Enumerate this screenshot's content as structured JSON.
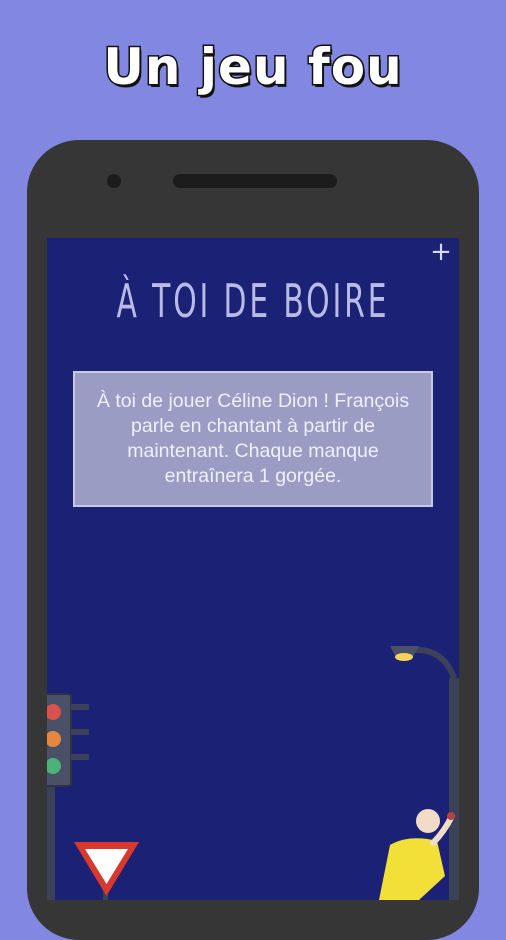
{
  "promo": {
    "headline": "Un jeu fou"
  },
  "screen": {
    "title": "À TOI DE BOIRE",
    "plus_label": "+",
    "card_text": "À toi de jouer Céline Dion ! François parle en chantant à partir de maintenant. Chaque manque entraînera 1 gorgée."
  },
  "colors": {
    "background": "#8287e2",
    "phone": "#363636",
    "screen": "#1b2174",
    "card": "#9a9cc4"
  },
  "icons": [
    "traffic-light-icon",
    "yield-sign-icon",
    "street-lamp-icon",
    "drunk-person-icon"
  ]
}
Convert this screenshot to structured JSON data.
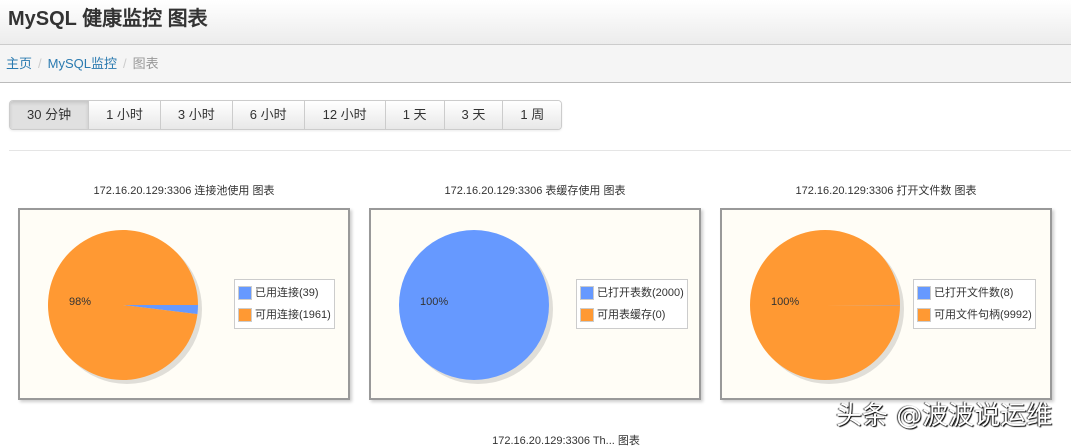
{
  "header": {
    "title": "MySQL 健康监控 图表"
  },
  "breadcrumb": {
    "home": "主页",
    "section": "MySQL监控",
    "current": "图表",
    "separator": "/"
  },
  "time_ranges": {
    "selected": "30 分钟",
    "items": [
      "30 分钟",
      "1 小时",
      "3 小时",
      "6 小时",
      "12 小时",
      "1 天",
      "3 天",
      "1 周"
    ]
  },
  "colors": {
    "blue": "#6699ff",
    "orange": "#ff9933"
  },
  "chart_data": [
    {
      "type": "pie",
      "title": "172.16.20.129:3306 连接池使用 图表",
      "slices": [
        {
          "label": "已用连接(39)",
          "value": 39,
          "color": "#6699ff"
        },
        {
          "label": "可用连接(1961)",
          "value": 1961,
          "color": "#ff9933"
        }
      ],
      "data_label": "98%",
      "legend": "right"
    },
    {
      "type": "pie",
      "title": "172.16.20.129:3306 表缓存使用 图表",
      "slices": [
        {
          "label": "已打开表数(2000)",
          "value": 2000,
          "color": "#6699ff"
        },
        {
          "label": "可用表缓存(0)",
          "value": 0,
          "color": "#ff9933"
        }
      ],
      "data_label": "100%",
      "legend": "right"
    },
    {
      "type": "pie",
      "title": "172.16.20.129:3306 打开文件数 图表",
      "slices": [
        {
          "label": "已打开文件数(8)",
          "value": 8,
          "color": "#6699ff"
        },
        {
          "label": "可用文件句柄(9992)",
          "value": 9992,
          "color": "#ff9933"
        }
      ],
      "data_label": "100%",
      "legend": "right"
    }
  ],
  "bottom_chart_title": "172.16.20.129:3306 Th... 图表",
  "watermark": "头条 @波波说运维"
}
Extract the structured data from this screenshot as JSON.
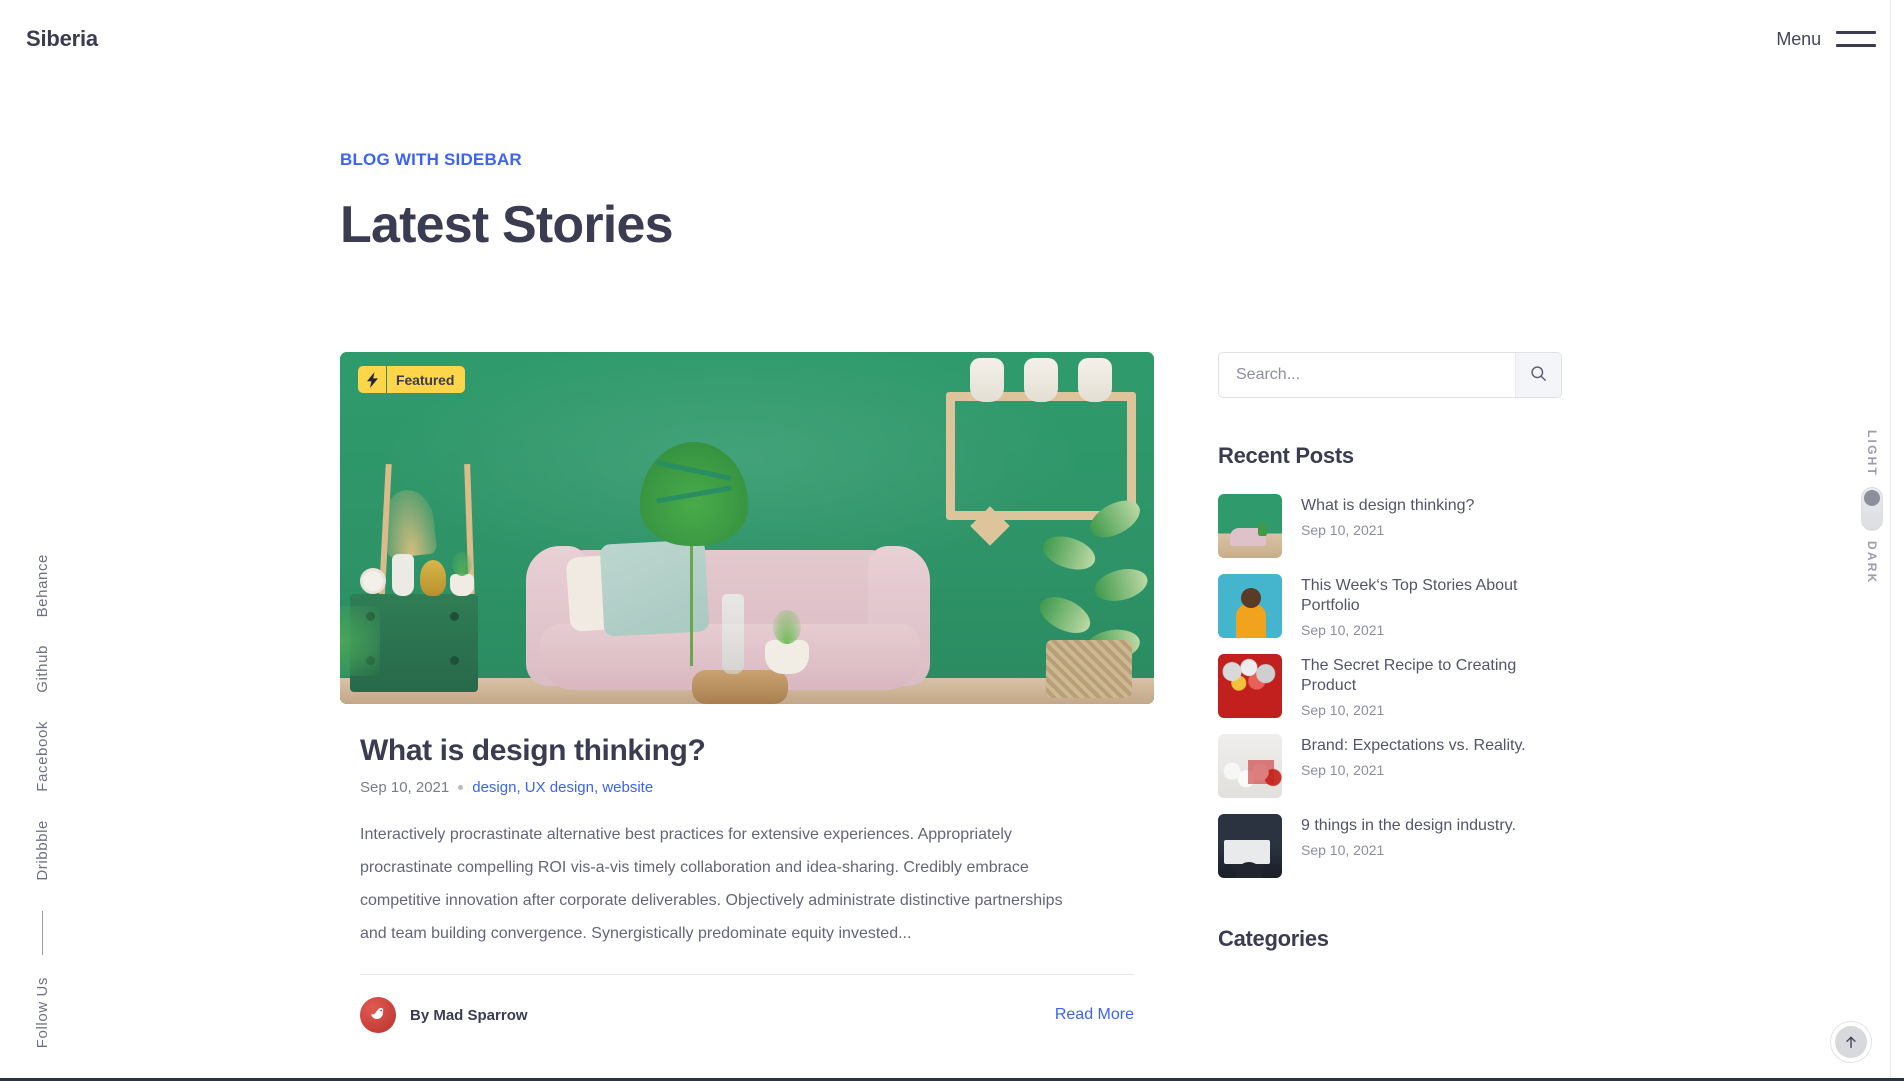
{
  "header": {
    "brand": "Siberia",
    "menu_label": "Menu",
    "menu_icon": "hamburger-icon"
  },
  "social_rail": {
    "follow_label": "Follow Us",
    "items": [
      "Dribbble",
      "Facebook",
      "Github",
      "Behance"
    ]
  },
  "page_head": {
    "eyebrow": "BLOG WITH SIDEBAR",
    "title": "Latest Stories"
  },
  "article": {
    "badge": {
      "icon": "lightning-bolt-icon",
      "label": "Featured"
    },
    "title": "What is design thinking?",
    "date": "Sep 10, 2021",
    "tags": "design, UX design, website",
    "excerpt": "Interactively procrastinate alternative best practices for extensive experiences. Appropriately procrastinate compelling ROI vis-a-vis timely collaboration and idea-sharing. Credibly embrace competitive innovation after corporate deliverables. Objectively administrate distinctive partnerships and team building convergence. Synergistically predominate equity invested...",
    "author": "By Mad Sparrow",
    "author_avatar_icon": "bird-avatar-icon",
    "read_more": "Read More"
  },
  "sidebar": {
    "search": {
      "placeholder": "Search...",
      "value": "",
      "button_icon": "search-icon"
    },
    "recent_posts_heading": "Recent Posts",
    "recent_posts": [
      {
        "title": "What is design thinking?",
        "date": "Sep 10, 2021",
        "thumb": "t-room"
      },
      {
        "title": "This Week‘s Top Stories About Portfolio",
        "date": "Sep 10, 2021",
        "thumb": "t-yellow"
      },
      {
        "title": "The Secret Recipe to Creating Product",
        "date": "Sep 10, 2021",
        "thumb": "t-red"
      },
      {
        "title": "Brand: Expectations vs. Reality.",
        "date": "Sep 10, 2021",
        "thumb": "t-keys"
      },
      {
        "title": "9 things in the design industry.",
        "date": "Sep 10, 2021",
        "thumb": "t-desk"
      }
    ],
    "categories_heading": "Categories"
  },
  "theme_toggle": {
    "light_label": "LIGHT",
    "dark_label": "DARK",
    "state": "light"
  },
  "scroll_top": {
    "icon": "arrow-up-icon"
  },
  "colors": {
    "accent_blue": "#3b63f6",
    "badge_yellow": "#ffd54a",
    "heading": "#3b3c52",
    "body_text": "#63657a",
    "muted": "#8c8e9d"
  }
}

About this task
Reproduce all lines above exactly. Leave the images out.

Exercise response
Enumerate this screenshot's content as structured JSON.
{
  "promo": {
    "headline": "Un jeu fou"
  },
  "screen": {
    "title": "À TOI DE BOIRE",
    "plus_label": "+",
    "card_text": "À toi de jouer Céline Dion ! François parle en chantant à partir de maintenant. Chaque manque entraînera 1 gorgée."
  },
  "colors": {
    "background": "#8287e2",
    "phone": "#363636",
    "screen": "#1b2174",
    "card": "#9a9cc4"
  },
  "icons": [
    "traffic-light-icon",
    "yield-sign-icon",
    "street-lamp-icon",
    "drunk-person-icon"
  ]
}
Convert this screenshot to structured JSON data.
{
  "header": {
    "title": "MySQL 健康监控 图表"
  },
  "breadcrumb": {
    "home": "主页",
    "section": "MySQL监控",
    "current": "图表",
    "separator": "/"
  },
  "time_ranges": {
    "selected": "30 分钟",
    "items": [
      "30 分钟",
      "1 小时",
      "3 小时",
      "6 小时",
      "12 小时",
      "1 天",
      "3 天",
      "1 周"
    ]
  },
  "colors": {
    "blue": "#6699ff",
    "orange": "#ff9933"
  },
  "chart_data": [
    {
      "type": "pie",
      "title": "172.16.20.129:3306 连接池使用 图表",
      "slices": [
        {
          "label": "已用连接(39)",
          "value": 39,
          "color": "#6699ff"
        },
        {
          "label": "可用连接(1961)",
          "value": 1961,
          "color": "#ff9933"
        }
      ],
      "data_label": "98%",
      "legend": "right"
    },
    {
      "type": "pie",
      "title": "172.16.20.129:3306 表缓存使用 图表",
      "slices": [
        {
          "label": "已打开表数(2000)",
          "value": 2000,
          "color": "#6699ff"
        },
        {
          "label": "可用表缓存(0)",
          "value": 0,
          "color": "#ff9933"
        }
      ],
      "data_label": "100%",
      "legend": "right"
    },
    {
      "type": "pie",
      "title": "172.16.20.129:3306 打开文件数 图表",
      "slices": [
        {
          "label": "已打开文件数(8)",
          "value": 8,
          "color": "#6699ff"
        },
        {
          "label": "可用文件句柄(9992)",
          "value": 9992,
          "color": "#ff9933"
        }
      ],
      "data_label": "100%",
      "legend": "right"
    }
  ],
  "bottom_chart_title": "172.16.20.129:3306 Th... 图表",
  "watermark": "头条 @波波说运维"
}
Extract the structured data from this screenshot as JSON.
{
  "header": {
    "brand": "Siberia",
    "menu_label": "Menu",
    "menu_icon": "hamburger-icon"
  },
  "social_rail": {
    "follow_label": "Follow Us",
    "items": [
      "Dribbble",
      "Facebook",
      "Github",
      "Behance"
    ]
  },
  "page_head": {
    "eyebrow": "BLOG WITH SIDEBAR",
    "title": "Latest Stories"
  },
  "article": {
    "badge": {
      "icon": "lightning-bolt-icon",
      "label": "Featured"
    },
    "title": "What is design thinking?",
    "date": "Sep 10, 2021",
    "tags": "design, UX design, website",
    "excerpt": "Interactively procrastinate alternative best practices for extensive experiences. Appropriately procrastinate compelling ROI vis-a-vis timely collaboration and idea-sharing. Credibly embrace competitive innovation after corporate deliverables. Objectively administrate distinctive partnerships and team building convergence. Synergistically predominate equity invested...",
    "author": "By Mad Sparrow",
    "author_avatar_icon": "bird-avatar-icon",
    "read_more": "Read More"
  },
  "sidebar": {
    "search": {
      "placeholder": "Search...",
      "value": "",
      "button_icon": "search-icon"
    },
    "recent_posts_heading": "Recent Posts",
    "recent_posts": [
      {
        "title": "What is design thinking?",
        "date": "Sep 10, 2021",
        "thumb": "t-room"
      },
      {
        "title": "This Week‘s Top Stories About Portfolio",
        "date": "Sep 10, 2021",
        "thumb": "t-yellow"
      },
      {
        "title": "The Secret Recipe to Creating Product",
        "date": "Sep 10, 2021",
        "thumb": "t-red"
      },
      {
        "title": "Brand: Expectations vs. Reality.",
        "date": "Sep 10, 2021",
        "thumb": "t-keys"
      },
      {
        "title": "9 things in the design industry.",
        "date": "Sep 10, 2021",
        "thumb": "t-desk"
      }
    ],
    "categories_heading": "Categories"
  },
  "theme_toggle": {
    "light_label": "LIGHT",
    "dark_label": "DARK",
    "state": "light"
  },
  "scroll_top": {
    "icon": "arrow-up-icon"
  },
  "colors": {
    "accent_blue": "#3b63f6",
    "badge_yellow": "#ffd54a",
    "heading": "#3b3c52",
    "body_text": "#63657a",
    "muted": "#8c8e9d"
  }
}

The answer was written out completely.